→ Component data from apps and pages
Content starts

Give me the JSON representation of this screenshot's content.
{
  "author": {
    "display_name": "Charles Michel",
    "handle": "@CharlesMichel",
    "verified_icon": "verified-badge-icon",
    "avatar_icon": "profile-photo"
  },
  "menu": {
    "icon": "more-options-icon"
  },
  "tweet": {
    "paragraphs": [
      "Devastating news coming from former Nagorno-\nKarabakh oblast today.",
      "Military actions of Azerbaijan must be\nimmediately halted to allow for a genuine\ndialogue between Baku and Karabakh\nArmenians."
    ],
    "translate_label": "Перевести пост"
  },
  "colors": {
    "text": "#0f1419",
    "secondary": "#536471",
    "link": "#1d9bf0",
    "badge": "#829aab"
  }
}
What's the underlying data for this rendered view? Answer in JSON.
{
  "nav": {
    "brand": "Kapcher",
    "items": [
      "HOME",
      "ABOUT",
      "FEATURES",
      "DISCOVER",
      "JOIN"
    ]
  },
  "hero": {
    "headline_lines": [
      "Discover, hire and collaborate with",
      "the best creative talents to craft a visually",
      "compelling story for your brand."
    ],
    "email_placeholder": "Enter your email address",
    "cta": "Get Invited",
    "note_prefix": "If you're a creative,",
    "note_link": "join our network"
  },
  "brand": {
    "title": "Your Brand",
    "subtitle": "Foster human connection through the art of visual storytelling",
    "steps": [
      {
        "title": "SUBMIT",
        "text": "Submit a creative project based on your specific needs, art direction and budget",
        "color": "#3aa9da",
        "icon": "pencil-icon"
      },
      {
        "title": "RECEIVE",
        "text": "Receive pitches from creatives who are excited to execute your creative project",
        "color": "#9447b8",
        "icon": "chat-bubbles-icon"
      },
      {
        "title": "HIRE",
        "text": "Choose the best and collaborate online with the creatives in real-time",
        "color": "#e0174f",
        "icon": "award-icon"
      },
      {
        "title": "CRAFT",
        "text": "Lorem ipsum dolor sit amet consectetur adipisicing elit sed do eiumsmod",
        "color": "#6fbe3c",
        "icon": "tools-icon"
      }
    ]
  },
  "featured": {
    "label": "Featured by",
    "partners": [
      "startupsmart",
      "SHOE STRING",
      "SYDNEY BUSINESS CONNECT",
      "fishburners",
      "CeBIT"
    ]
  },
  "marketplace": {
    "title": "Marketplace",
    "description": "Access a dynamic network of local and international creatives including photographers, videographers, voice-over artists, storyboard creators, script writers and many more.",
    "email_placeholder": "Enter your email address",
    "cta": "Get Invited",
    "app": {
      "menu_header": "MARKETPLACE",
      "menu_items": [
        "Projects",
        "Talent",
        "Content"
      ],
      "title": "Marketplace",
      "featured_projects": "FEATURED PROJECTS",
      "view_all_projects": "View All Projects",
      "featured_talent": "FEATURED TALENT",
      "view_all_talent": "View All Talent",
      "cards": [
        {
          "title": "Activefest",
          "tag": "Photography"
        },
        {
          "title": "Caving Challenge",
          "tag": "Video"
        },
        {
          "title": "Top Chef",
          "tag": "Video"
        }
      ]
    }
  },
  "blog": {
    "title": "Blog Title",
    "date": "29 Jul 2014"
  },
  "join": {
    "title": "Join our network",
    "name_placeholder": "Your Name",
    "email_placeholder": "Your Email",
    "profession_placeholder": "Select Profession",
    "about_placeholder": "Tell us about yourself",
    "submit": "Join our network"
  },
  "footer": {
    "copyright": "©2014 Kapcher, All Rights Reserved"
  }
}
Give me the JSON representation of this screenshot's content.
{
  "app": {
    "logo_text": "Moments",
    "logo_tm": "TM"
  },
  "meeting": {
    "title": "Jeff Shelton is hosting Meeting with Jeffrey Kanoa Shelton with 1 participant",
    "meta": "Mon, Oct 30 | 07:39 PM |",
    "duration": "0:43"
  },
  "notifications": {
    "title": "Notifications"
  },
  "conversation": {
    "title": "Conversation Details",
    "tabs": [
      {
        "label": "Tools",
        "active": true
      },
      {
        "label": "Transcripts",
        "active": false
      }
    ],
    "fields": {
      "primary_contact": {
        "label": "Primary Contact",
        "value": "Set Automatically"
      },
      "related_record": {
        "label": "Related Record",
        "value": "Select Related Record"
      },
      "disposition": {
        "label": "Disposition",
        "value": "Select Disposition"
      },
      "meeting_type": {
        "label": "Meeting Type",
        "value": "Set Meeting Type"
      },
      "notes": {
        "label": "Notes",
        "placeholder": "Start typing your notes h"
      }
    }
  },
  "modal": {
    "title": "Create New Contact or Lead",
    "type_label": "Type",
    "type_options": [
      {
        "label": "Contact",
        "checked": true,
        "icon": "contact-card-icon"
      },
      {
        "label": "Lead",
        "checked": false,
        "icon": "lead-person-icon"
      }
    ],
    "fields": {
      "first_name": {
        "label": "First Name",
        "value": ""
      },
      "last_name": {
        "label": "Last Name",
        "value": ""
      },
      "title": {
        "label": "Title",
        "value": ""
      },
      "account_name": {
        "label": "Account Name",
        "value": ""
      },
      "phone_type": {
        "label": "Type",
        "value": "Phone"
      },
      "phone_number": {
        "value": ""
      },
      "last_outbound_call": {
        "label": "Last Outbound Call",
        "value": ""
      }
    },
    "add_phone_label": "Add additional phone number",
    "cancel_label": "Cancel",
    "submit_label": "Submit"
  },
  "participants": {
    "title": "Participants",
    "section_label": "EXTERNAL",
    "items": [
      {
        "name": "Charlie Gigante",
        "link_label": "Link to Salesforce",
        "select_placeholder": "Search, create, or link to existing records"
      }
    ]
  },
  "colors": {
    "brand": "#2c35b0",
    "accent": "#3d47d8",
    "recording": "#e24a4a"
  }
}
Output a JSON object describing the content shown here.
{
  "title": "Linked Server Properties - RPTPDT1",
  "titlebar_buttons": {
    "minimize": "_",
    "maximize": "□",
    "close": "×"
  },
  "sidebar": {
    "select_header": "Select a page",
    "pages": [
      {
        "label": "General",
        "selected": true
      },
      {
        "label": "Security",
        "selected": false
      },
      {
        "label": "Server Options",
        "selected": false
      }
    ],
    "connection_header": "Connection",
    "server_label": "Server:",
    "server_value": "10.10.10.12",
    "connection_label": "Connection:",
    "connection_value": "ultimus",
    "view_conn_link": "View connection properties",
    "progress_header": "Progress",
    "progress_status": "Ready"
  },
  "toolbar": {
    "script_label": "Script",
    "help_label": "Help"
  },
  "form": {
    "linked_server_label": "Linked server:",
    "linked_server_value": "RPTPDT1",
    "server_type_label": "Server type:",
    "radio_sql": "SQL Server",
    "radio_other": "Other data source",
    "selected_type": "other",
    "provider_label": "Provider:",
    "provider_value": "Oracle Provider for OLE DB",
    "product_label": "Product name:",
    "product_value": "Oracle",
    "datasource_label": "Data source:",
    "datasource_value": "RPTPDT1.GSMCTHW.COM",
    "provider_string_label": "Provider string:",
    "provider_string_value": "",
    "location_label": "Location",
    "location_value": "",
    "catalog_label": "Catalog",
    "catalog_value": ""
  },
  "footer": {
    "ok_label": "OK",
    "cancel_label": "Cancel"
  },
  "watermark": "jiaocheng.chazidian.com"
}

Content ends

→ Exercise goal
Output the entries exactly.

→ Your solution
Give me the JSON representation of this screenshot's content.
{
  "author": {
    "display_name": "Charles Michel",
    "handle": "@CharlesMichel",
    "verified_icon": "verified-badge-icon",
    "avatar_icon": "profile-photo"
  },
  "menu": {
    "icon": "more-options-icon"
  },
  "tweet": {
    "paragraphs": [
      "Devastating news coming from former Nagorno-\nKarabakh oblast today.",
      "Military actions of Azerbaijan must be\nimmediately halted to allow for a genuine\ndialogue between Baku and Karabakh\nArmenians."
    ],
    "translate_label": "Перевести пост"
  },
  "colors": {
    "text": "#0f1419",
    "secondary": "#536471",
    "link": "#1d9bf0",
    "badge": "#829aab"
  }
}
What's the underlying data for this rendered view? Answer in JSON.
{
  "nav": {
    "brand": "Kapcher",
    "items": [
      "HOME",
      "ABOUT",
      "FEATURES",
      "DISCOVER",
      "JOIN"
    ]
  },
  "hero": {
    "headline_lines": [
      "Discover, hire and collaborate with",
      "the best creative talents to craft a visually",
      "compelling story for your brand."
    ],
    "email_placeholder": "Enter your email address",
    "cta": "Get Invited",
    "note_prefix": "If you're a creative,",
    "note_link": "join our network"
  },
  "brand": {
    "title": "Your Brand",
    "subtitle": "Foster human connection through the art of visual storytelling",
    "steps": [
      {
        "title": "SUBMIT",
        "text": "Submit a creative project based on your specific needs, art direction and budget",
        "color": "#3aa9da",
        "icon": "pencil-icon"
      },
      {
        "title": "RECEIVE",
        "text": "Receive pitches from creatives who are excited to execute your creative project",
        "color": "#9447b8",
        "icon": "chat-bubbles-icon"
      },
      {
        "title": "HIRE",
        "text": "Choose the best and collaborate online with the creatives in real-time",
        "color": "#e0174f",
        "icon": "award-icon"
      },
      {
        "title": "CRAFT",
        "text": "Lorem ipsum dolor sit amet consectetur adipisicing elit sed do eiumsmod",
        "color": "#6fbe3c",
        "icon": "tools-icon"
      }
    ]
  },
  "featured": {
    "label": "Featured by",
    "partners": [
      "startupsmart",
      "SHOE STRING",
      "SYDNEY BUSINESS CONNECT",
      "fishburners",
      "CeBIT"
    ]
  },
  "marketplace": {
    "title": "Marketplace",
    "description": "Access a dynamic network of local and international creatives including photographers, videographers, voice-over artists, storyboard creators, script writers and many more.",
    "email_placeholder": "Enter your email address",
    "cta": "Get Invited",
    "app": {
      "menu_header": "MARKETPLACE",
      "menu_items": [
        "Projects",
        "Talent",
        "Content"
      ],
      "title": "Marketplace",
      "featured_projects": "FEATURED PROJECTS",
      "view_all_projects": "View All Projects",
      "featured_talent": "FEATURED TALENT",
      "view_all_talent": "View All Talent",
      "cards": [
        {
          "title": "Activefest",
          "tag": "Photography"
        },
        {
          "title": "Caving Challenge",
          "tag": "Video"
        },
        {
          "title": "Top Chef",
          "tag": "Video"
        }
      ]
    }
  },
  "blog": {
    "title": "Blog Title",
    "date": "29 Jul 2014"
  },
  "join": {
    "title": "Join our network",
    "name_placeholder": "Your Name",
    "email_placeholder": "Your Email",
    "profession_placeholder": "Select Profession",
    "about_placeholder": "Tell us about yourself",
    "submit": "Join our network"
  },
  "footer": {
    "copyright": "©2014 Kapcher, All Rights Reserved"
  }
}
Give me the JSON representation of this screenshot's content.
{
  "app": {
    "logo_text": "Moments",
    "logo_tm": "TM"
  },
  "meeting": {
    "title": "Jeff Shelton is hosting Meeting with Jeffrey Kanoa Shelton with 1 participant",
    "meta": "Mon, Oct 30 | 07:39 PM |",
    "duration": "0:43"
  },
  "notifications": {
    "title": "Notifications"
  },
  "conversation": {
    "title": "Conversation Details",
    "tabs": [
      {
        "label": "Tools",
        "active": true
      },
      {
        "label": "Transcripts",
        "active": false
      }
    ],
    "fields": {
      "primary_contact": {
        "label": "Primary Contact",
        "value": "Set Automatically"
      },
      "related_record": {
        "label": "Related Record",
        "value": "Select Related Record"
      },
      "disposition": {
        "label": "Disposition",
        "value": "Select Disposition"
      },
      "meeting_type": {
        "label": "Meeting Type",
        "value": "Set Meeting Type"
      },
      "notes": {
        "label": "Notes",
        "placeholder": "Start typing your notes h"
      }
    }
  },
  "modal": {
    "title": "Create New Contact or Lead",
    "type_label": "Type",
    "type_options": [
      {
        "label": "Contact",
        "checked": true,
        "icon": "contact-card-icon"
      },
      {
        "label": "Lead",
        "checked": false,
        "icon": "lead-person-icon"
      }
    ],
    "fields": {
      "first_name": {
        "label": "First Name",
        "value": ""
      },
      "last_name": {
        "label": "Last Name",
        "value": ""
      },
      "title": {
        "label": "Title",
        "value": ""
      },
      "account_name": {
        "label": "Account Name",
        "value": ""
      },
      "phone_type": {
        "label": "Type",
        "value": "Phone"
      },
      "phone_number": {
        "value": ""
      },
      "last_outbound_call": {
        "label": "Last Outbound Call",
        "value": ""
      }
    },
    "add_phone_label": "Add additional phone number",
    "cancel_label": "Cancel",
    "submit_label": "Submit"
  },
  "participants": {
    "title": "Participants",
    "section_label": "EXTERNAL",
    "items": [
      {
        "name": "Charlie Gigante",
        "link_label": "Link to Salesforce",
        "select_placeholder": "Search, create, or link to existing records"
      }
    ]
  },
  "colors": {
    "brand": "#2c35b0",
    "accent": "#3d47d8",
    "recording": "#e24a4a"
  }
}
Output a JSON object describing the content shown here.
{
  "title": "Linked Server Properties - RPTPDT1",
  "titlebar_buttons": {
    "minimize": "_",
    "maximize": "□",
    "close": "×"
  },
  "sidebar": {
    "select_header": "Select a page",
    "pages": [
      {
        "label": "General",
        "selected": true
      },
      {
        "label": "Security",
        "selected": false
      },
      {
        "label": "Server Options",
        "selected": false
      }
    ],
    "connection_header": "Connection",
    "server_label": "Server:",
    "server_value": "10.10.10.12",
    "connection_label": "Connection:",
    "connection_value": "ultimus",
    "view_conn_link": "View connection properties",
    "progress_header": "Progress",
    "progress_status": "Ready"
  },
  "toolbar": {
    "script_label": "Script",
    "help_label": "Help"
  },
  "form": {
    "linked_server_label": "Linked server:",
    "linked_server_value": "RPTPDT1",
    "server_type_label": "Server type:",
    "radio_sql": "SQL Server",
    "radio_other": "Other data source",
    "selected_type": "other",
    "provider_label": "Provider:",
    "provider_value": "Oracle Provider for OLE DB",
    "product_label": "Product name:",
    "product_value": "Oracle",
    "datasource_label": "Data source:",
    "datasource_value": "RPTPDT1.GSMCTHW.COM",
    "provider_string_label": "Provider string:",
    "provider_string_value": "",
    "location_label": "Location",
    "location_value": "",
    "catalog_label": "Catalog",
    "catalog_value": ""
  },
  "footer": {
    "ok_label": "OK",
    "cancel_label": "Cancel"
  },
  "watermark": "jiaocheng.chazidian.com"
}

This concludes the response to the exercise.